Courtesy of Brad Lansill
Courtesy of Brad Lansill

By definition, this architecture's ability to connect may be limited to those that have a deep familiarity (or at least an affinity) with the cultural context here in Southern California. This work wasn't designed to speak magazine esperanto, but instead, to make some new poetry out of the native toungue. It really helps if you live in a town where all of the streets are named in non-sense guero-spanish. It really helps if you are faced with the surveilant stare of metallic tinted glass corporate offices out your barrio window. It really helps if you've skated a pool of an abandoned modern icon, built a road-side death shrine out of flowers and mercedes-benz parts, or shoplifted from the Gucci boutique. However, the trade-off of this limitation is that it becomes possible to make architecture that feels visceral and is relevant to it's own time and place. Much of it comes from personal experiences and local culture simply because that is where I started. . with the things I know,love, hate and fear. . and honestly grappling with what I find compelling in it all to somehow make new architecture.

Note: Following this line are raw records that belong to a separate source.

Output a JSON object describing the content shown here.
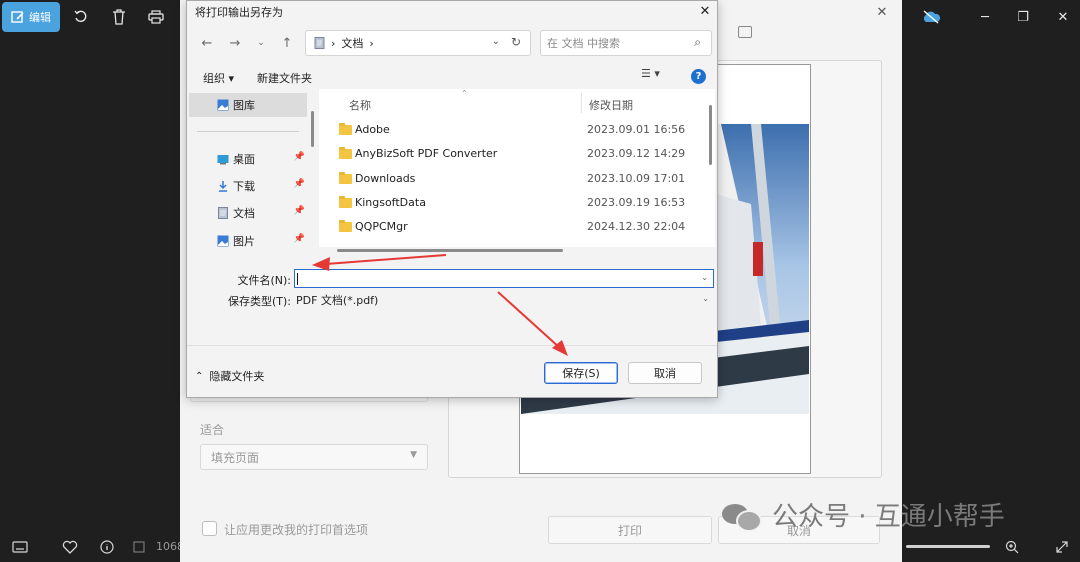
{
  "app": {
    "edit_label": "编辑",
    "edit_icon": "edit-image-icon",
    "toolbar_icons": [
      "rotate-icon",
      "delete-icon",
      "print-icon"
    ],
    "status_size": "1068",
    "bottom_icons": [
      "filmstrip-icon",
      "favorite-icon",
      "info-icon",
      "image-size-icon",
      "zoom-in-icon",
      "fullscreen-icon"
    ]
  },
  "print_window": {
    "fit_label": "适合",
    "fit_value": "填充页面",
    "pref_checkbox_label": "让应用更改我的打印首选项",
    "print_button": "打印",
    "cancel_button": "取消"
  },
  "save_dialog": {
    "title": "将打印输出另存为",
    "address": {
      "root": "文档",
      "separator": "›"
    },
    "search_placeholder": "在 文档 中搜索",
    "toolbar": {
      "organize": "组织 ▾",
      "new_folder": "新建文件夹"
    },
    "sidebar": [
      {
        "label": "图库",
        "icon": "gallery-icon",
        "selected": true,
        "pinned": false
      },
      {
        "label": "桌面",
        "icon": "desktop-icon",
        "selected": false,
        "pinned": true
      },
      {
        "label": "下载",
        "icon": "download-icon",
        "selected": false,
        "pinned": true
      },
      {
        "label": "文档",
        "icon": "document-icon",
        "selected": false,
        "pinned": true
      },
      {
        "label": "图片",
        "icon": "pictures-icon",
        "selected": false,
        "pinned": true
      }
    ],
    "columns": {
      "name": "名称",
      "modified": "修改日期"
    },
    "files": [
      {
        "name": "Adobe",
        "date": "2023.09.01 16:56"
      },
      {
        "name": "AnyBizSoft PDF Converter",
        "date": "2023.09.12 14:29"
      },
      {
        "name": "Downloads",
        "date": "2023.10.09 17:01"
      },
      {
        "name": "KingsoftData",
        "date": "2023.09.19 16:53"
      },
      {
        "name": "QQPCMgr",
        "date": "2024.12.30 22:04"
      }
    ],
    "filename_label": "文件名(N):",
    "filename_value": "",
    "filetype_label": "保存类型(T):",
    "filetype_value": "PDF 文档(*.pdf)",
    "hide_folders": "隐藏文件夹",
    "save_button": "保存(S)",
    "cancel_button": "取消"
  },
  "watermark": {
    "text": "公众号 · 互通小帮手"
  },
  "colors": {
    "accent": "#4aa3df",
    "focus_blue": "#2a6ad1",
    "annotation_red": "#e53935"
  }
}
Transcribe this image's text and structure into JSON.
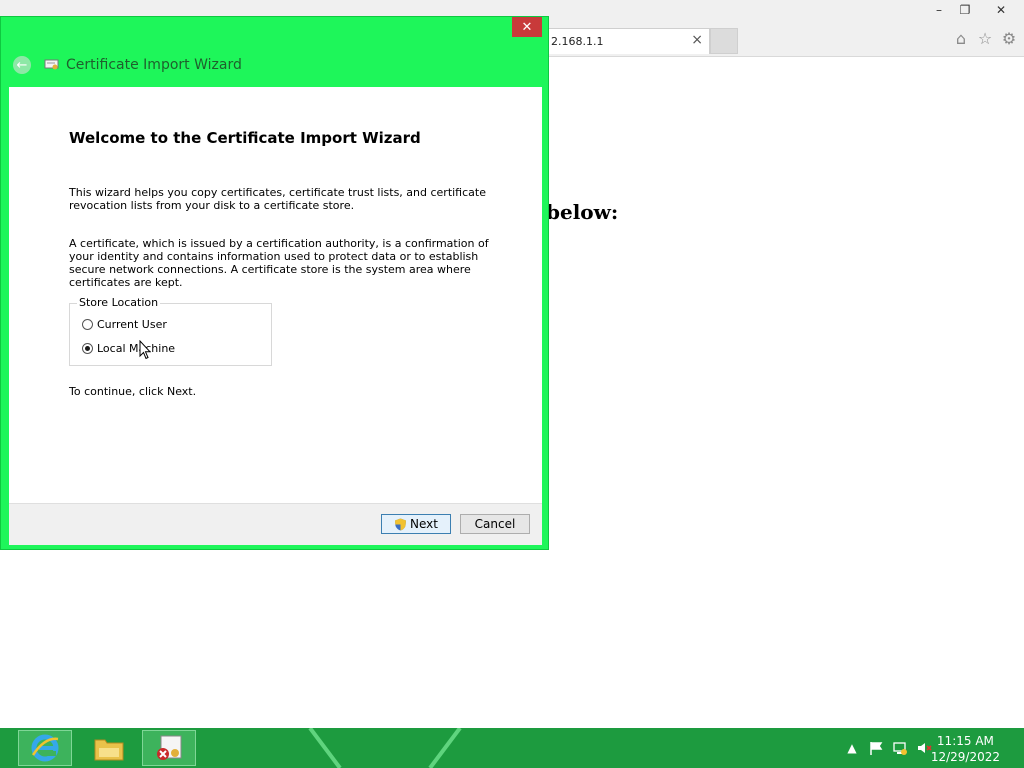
{
  "browser": {
    "tab_title": "2.168.1.1",
    "tab_close": "×",
    "page_heading": "below:",
    "caption": {
      "minimize": "–",
      "restore": "❐",
      "close": "✕"
    },
    "tools": {
      "home": "⌂",
      "favorites": "☆",
      "settings": "⚙"
    }
  },
  "dialog": {
    "title": "Certificate Import Wizard",
    "close": "✕",
    "back": "←",
    "heading": "Welcome to the Certificate Import Wizard",
    "para1": "This wizard helps you copy certificates, certificate trust lists, and certificate revocation lists from your disk to a certificate store.",
    "para2": "A certificate, which is issued by a certification authority, is a confirmation of your identity and contains information used to protect data or to establish secure network connections. A certificate store is the system area where certificates are kept.",
    "store_location": {
      "label": "Store Location",
      "options": [
        {
          "label": "Current User",
          "selected": false
        },
        {
          "label": "Local Machine",
          "selected": true
        }
      ]
    },
    "continue_text": "To continue, click Next.",
    "buttons": {
      "next": "Next",
      "cancel": "Cancel"
    }
  },
  "taskbar": {
    "apps": [
      "internet-explorer",
      "file-explorer",
      "certificate-import-wizard"
    ],
    "tray": {
      "show_hidden": "▲"
    },
    "clock": {
      "time": "11:15 AM",
      "date": "12/29/2022"
    }
  },
  "colors": {
    "dialog_frame": "#1ef65a",
    "taskbar": "#1d9b3f",
    "close_button": "#c83a3a"
  }
}
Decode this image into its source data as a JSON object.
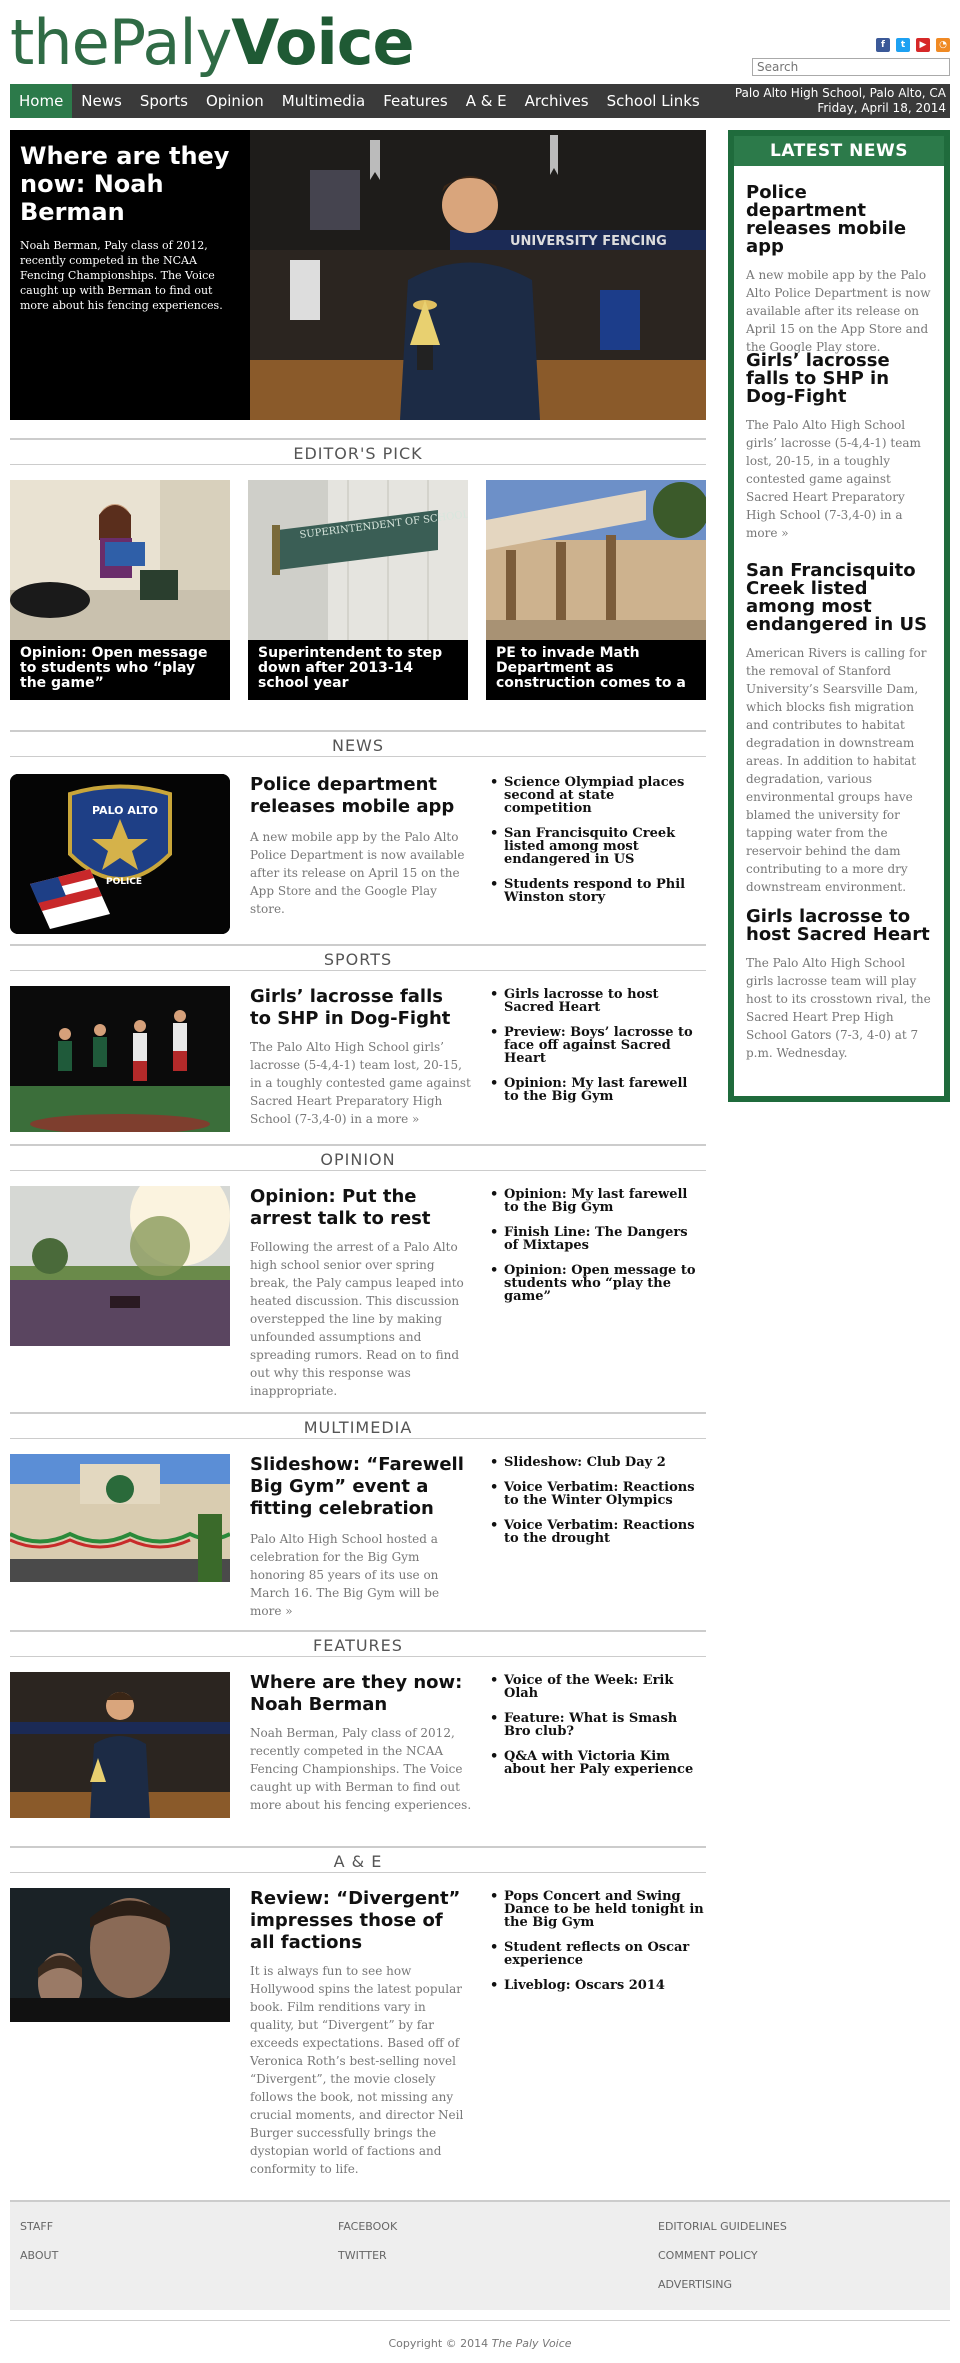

Courtesy of Brad Lansill
Courtesy of Brad Lansill

From the perspective of mainstream architecture you could easily assume that I am just a punk who actually had no idea that putting a big heart figure on my building might turn some people off, and let that be the end of it. Fine. But if you want more out of it, it's there. I accept, and experience both it's positive and negative associations. And that the continous movement between them, and making self-concious the cynicsm that we all bring to new things is part of what makes it interesting to me. The dischord of familiar objects behaving strangely, the sick beauty of written-off aesthetics, along with surprising and careful new details and elegant spatial composition can all be the building blocks of meaningful new architectural experience. I am just saying. . . it isn't all about making something you or I already like or know what to think about. It's about making something that's worth thinking about.

Courtesy of Brad Lansill
Courtesy of Brad Lansill

I can't deny that this approach to architecture poses an implicit critique of some aspects of the current state-of-the-art, and the mostly unquestioned assumption that the content of architecture resides wholely within its abstract form. But I have no stake in that critique beyond my own work. I am on my own desparate search for a way to make architecture that matters. There will always be corporate pop music and worldwide abstract architecture- I am not out to critique it, I just don't care about it.

Courtesy of Brad Lansill
Courtesy of Brad Lansill

For me, the most destabilizing, and therefore potent, aesthetics are those that mess with the known and the unknown. So I work with both, the space inbetween, and the intersections. I like to build from things that I think I know, and use that familiarty to create an odd haiku where all of the elements modify each other for reconsideration moment by moment. I want to drop a new architecture into the crushing flow of cultural meaning and everyday use, let it get battered, polished and transformed, and in turn have it subtly modify the meaning of everything around it. Why? Because that is something I do have a stake in. It's the real culture I live in, it's not high or low, it's just whatever I find around me that can carry new meaning and ideas into the world.

Courtesy of Brad Lansill
Courtesy of Brad Lansill
Location to be used only as a reference. It could indicate city/country but not exact address. Cite:"Acido Dorado / Robert Stone" 05 Apr 2010. ArchDaily. Accessed . <http://www.archdaily.com/54986/acido-dorado-robert-stone/>